 (ə-skrĭp′shən)
n.
1. The act of ascribing.
2. A statement that ascribes.

[Latin ascrīptiō, ascrīptiōn-, addendum, from ascrīptus, past participle of ascrībere, to ascribe; see ascribe.]

as·crip′tive adj.

ascription

(əˈskrɪpʃən) or

adscription

n
1. the act of ascribing
2. (Ecclesiastical Terms) a statement ascribing something to someone, esp praise to God
[C16: from Latin ascrīptiō, from ascrībere to ascribe]

as•crip•tion

(əˈskrɪp ʃən)

n.
1. the act of ascribing.
2. a statement ascribing something, esp. praise to the Deity.
[1590–1600; < Latin ascrīptiō a written addition.
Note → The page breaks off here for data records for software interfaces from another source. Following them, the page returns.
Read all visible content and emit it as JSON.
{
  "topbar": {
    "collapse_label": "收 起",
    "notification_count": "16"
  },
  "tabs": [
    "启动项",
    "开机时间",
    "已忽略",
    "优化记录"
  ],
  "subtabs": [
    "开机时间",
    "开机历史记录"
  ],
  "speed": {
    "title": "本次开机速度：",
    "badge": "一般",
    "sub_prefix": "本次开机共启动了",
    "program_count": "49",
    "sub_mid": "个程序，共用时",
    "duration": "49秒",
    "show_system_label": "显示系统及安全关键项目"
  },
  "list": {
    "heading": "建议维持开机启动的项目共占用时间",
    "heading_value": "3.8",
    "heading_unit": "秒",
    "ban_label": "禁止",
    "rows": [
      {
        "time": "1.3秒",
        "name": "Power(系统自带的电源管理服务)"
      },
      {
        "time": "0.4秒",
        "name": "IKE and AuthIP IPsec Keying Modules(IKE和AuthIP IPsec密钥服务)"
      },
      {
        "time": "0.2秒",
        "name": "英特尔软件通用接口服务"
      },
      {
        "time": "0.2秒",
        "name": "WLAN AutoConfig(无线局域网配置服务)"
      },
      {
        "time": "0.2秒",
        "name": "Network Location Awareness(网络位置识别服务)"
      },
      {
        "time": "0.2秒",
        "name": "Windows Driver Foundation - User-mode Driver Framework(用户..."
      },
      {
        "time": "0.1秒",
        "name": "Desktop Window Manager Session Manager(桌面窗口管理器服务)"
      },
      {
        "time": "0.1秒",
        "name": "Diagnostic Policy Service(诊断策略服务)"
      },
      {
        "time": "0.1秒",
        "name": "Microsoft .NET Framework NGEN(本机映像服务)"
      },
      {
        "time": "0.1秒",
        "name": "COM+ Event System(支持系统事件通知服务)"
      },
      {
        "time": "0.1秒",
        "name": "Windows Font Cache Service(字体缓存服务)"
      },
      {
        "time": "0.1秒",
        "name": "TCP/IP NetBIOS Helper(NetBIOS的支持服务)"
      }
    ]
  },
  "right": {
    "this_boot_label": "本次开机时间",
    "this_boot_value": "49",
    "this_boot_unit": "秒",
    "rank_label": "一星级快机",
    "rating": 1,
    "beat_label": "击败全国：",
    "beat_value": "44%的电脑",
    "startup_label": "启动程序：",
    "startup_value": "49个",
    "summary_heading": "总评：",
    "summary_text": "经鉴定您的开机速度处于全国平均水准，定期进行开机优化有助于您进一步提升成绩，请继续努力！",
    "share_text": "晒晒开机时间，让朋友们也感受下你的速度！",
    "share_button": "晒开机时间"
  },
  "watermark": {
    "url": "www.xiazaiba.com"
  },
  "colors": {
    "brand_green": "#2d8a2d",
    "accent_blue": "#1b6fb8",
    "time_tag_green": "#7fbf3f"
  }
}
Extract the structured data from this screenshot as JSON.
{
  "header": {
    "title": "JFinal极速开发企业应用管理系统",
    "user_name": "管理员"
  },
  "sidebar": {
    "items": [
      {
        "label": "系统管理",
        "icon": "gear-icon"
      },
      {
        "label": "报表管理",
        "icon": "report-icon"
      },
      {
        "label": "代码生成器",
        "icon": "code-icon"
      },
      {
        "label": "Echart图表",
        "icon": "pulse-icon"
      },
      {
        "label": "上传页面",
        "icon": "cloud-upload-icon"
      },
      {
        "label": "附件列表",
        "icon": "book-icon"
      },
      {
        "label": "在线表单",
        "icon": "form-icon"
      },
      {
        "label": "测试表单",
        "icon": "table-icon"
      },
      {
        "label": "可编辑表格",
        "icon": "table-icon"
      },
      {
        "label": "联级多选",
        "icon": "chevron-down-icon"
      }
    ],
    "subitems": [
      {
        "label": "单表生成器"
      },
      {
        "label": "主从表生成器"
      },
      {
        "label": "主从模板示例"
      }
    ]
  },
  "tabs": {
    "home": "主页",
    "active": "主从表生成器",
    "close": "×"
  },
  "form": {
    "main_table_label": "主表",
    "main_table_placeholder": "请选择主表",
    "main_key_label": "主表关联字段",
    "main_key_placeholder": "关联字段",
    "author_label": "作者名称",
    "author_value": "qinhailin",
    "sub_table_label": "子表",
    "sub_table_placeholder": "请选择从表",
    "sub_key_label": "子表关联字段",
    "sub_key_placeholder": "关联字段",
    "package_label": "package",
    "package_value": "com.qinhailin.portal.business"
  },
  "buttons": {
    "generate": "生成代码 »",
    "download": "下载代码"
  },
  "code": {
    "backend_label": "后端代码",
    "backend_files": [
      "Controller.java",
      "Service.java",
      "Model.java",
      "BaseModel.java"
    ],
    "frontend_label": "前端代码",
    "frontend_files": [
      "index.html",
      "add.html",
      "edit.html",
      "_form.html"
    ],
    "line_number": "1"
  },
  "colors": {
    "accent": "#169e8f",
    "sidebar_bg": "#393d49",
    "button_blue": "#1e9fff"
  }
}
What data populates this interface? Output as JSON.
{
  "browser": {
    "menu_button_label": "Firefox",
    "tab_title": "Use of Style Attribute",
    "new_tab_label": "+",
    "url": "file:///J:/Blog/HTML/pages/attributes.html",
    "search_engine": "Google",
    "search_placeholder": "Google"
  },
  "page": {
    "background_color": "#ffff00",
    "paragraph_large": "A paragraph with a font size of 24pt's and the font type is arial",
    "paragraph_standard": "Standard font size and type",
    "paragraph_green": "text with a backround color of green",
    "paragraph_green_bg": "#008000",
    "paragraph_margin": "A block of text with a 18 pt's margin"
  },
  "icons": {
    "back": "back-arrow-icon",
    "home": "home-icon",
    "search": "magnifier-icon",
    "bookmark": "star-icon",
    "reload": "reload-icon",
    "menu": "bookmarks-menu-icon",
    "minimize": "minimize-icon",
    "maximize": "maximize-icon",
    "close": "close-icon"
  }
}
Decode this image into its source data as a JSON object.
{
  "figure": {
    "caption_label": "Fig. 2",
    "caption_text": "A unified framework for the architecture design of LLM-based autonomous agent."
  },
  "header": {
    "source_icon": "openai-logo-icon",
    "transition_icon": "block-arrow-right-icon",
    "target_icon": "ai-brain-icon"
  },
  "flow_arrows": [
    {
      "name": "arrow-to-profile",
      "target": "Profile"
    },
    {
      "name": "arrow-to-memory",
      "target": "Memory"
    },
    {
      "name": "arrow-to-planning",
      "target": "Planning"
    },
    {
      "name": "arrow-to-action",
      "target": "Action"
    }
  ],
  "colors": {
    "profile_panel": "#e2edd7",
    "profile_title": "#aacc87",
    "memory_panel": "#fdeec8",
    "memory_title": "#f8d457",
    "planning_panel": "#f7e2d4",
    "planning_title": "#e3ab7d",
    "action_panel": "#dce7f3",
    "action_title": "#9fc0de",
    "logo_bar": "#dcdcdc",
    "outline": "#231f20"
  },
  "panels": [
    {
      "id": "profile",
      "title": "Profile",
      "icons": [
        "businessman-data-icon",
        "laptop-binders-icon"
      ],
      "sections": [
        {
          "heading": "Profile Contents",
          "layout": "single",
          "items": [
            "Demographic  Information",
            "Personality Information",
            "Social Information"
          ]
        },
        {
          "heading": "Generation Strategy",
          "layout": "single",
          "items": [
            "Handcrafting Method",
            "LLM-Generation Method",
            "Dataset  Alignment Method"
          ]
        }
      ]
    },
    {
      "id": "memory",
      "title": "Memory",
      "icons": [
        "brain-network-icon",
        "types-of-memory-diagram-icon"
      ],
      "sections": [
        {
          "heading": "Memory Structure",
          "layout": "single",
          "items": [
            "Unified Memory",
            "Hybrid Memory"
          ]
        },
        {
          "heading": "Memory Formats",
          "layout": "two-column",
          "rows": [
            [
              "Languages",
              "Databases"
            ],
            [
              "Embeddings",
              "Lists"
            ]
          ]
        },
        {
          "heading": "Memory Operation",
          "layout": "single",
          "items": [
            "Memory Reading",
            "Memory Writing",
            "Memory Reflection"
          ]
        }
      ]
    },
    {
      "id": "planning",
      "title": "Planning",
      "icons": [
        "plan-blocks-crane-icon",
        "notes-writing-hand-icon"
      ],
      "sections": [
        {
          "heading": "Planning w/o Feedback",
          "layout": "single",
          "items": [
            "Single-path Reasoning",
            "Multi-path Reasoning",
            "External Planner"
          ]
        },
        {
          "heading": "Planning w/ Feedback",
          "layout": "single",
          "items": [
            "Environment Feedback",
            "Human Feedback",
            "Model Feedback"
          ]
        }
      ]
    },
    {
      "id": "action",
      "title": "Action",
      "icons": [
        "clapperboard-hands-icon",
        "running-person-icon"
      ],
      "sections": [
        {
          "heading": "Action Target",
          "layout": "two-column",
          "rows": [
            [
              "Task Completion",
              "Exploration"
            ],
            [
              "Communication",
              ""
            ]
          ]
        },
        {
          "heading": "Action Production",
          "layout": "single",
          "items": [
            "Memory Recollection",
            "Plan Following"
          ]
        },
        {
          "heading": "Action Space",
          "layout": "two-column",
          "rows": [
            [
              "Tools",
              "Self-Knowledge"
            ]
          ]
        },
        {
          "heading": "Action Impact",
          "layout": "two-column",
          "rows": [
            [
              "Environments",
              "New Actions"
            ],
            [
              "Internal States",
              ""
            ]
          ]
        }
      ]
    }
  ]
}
See ascribe, -tion]
ThesaurusAntonymsRelated WordsSynonymsLegend:
Noun1.ascription - assigning some quality or character to a person or thing; "the attribution of language to birds"; "the ascription to me of honors I had not earned"
categorisation, categorization, sorting, classification - the basic cognitive process of arranging into classes or categories
zoomorphism - the attribution of animal forms or qualities to a god
2.ascription - assigning to a cause or source; "the attribution of lighting to an expression of God's wrath"; "he questioned the attribution of the painting to Picasso"
categorisation, categorization, sorting, classification - the basic cognitive process of arranging into classes or categories
animatism - the attribution of consciousness and personality to natural phenomena such as thunderstorms and earthquakes and to objects such as plants and stones
imputation - the attribution to a source or cause; "the imputation that my success was due to nepotism meant that I was not taken seriously"
externalisation, externalization - attributing to outside causes

ascription

noun
The act of attributing:
Translations

ascription

[əˈskrɪpʃən] Natribución f

ascription

nZuschreibung f; difficulties arising from the ascription of emotions to animalsSchwierigkeiten, die sich ergeben, wenn man Tieren Gefühle zuschreibt
References in classic literature ?
Never can love make consciousness and ascription equal in force.
Other examples of destructive, media-backed idioms, Williams suggests, include the dubbing of Lani Guinier as "Quota Queen," with all its tired associations and ascription of evil intent, and the present interpretation of "Affirmative Action" as reverse discrimination rather than restorative inclusion.
What kind of semantics for property ascription in quantum mechanics could possibly falsify property intersection in the case [Delta] [intersection] [Delta][prime] [not equal to] [null set]?
More specifically, there are four key orientations that drive and shape it: competition, mastery, completion and ascription.
Commitment of ascription of means as detailed in point 14.
However, that sense of otherness is just another ascription created in our experiential worlds of consciousness.
On this account, when we utter any attitude ascription that contains an explicit question, an indirect question, or a concealed question, we say that some subject (the purported bearer of that attitude) stands in the relevant relation to a question.
An issue not usually addressed but of equal universality, on the other hand, is the assertion that the human trait of love has, like violence, been consistently abrogated and tainted throughout history, and yet, its ascription as a divine predicate rarely evokes similar concern.
Value-Belief-Norm Theory, as an inclusion of values, environmental beliefs (awareness of consequences, ascription of responsibility, the New Environmental Paradigm), and personal norms, emerged from value theory (Schwartz, 1994; Stem and Dietz, 1994), the New Environmental Paradigm (NEP), and Norm-Activation Model (NAM).
Simply put, we Catholics wholly admit the ascription of our being sinners.
Further complicating the ascription of the attack to any one body, The Revolutionary Punishment also claimed responsibility for the explosion.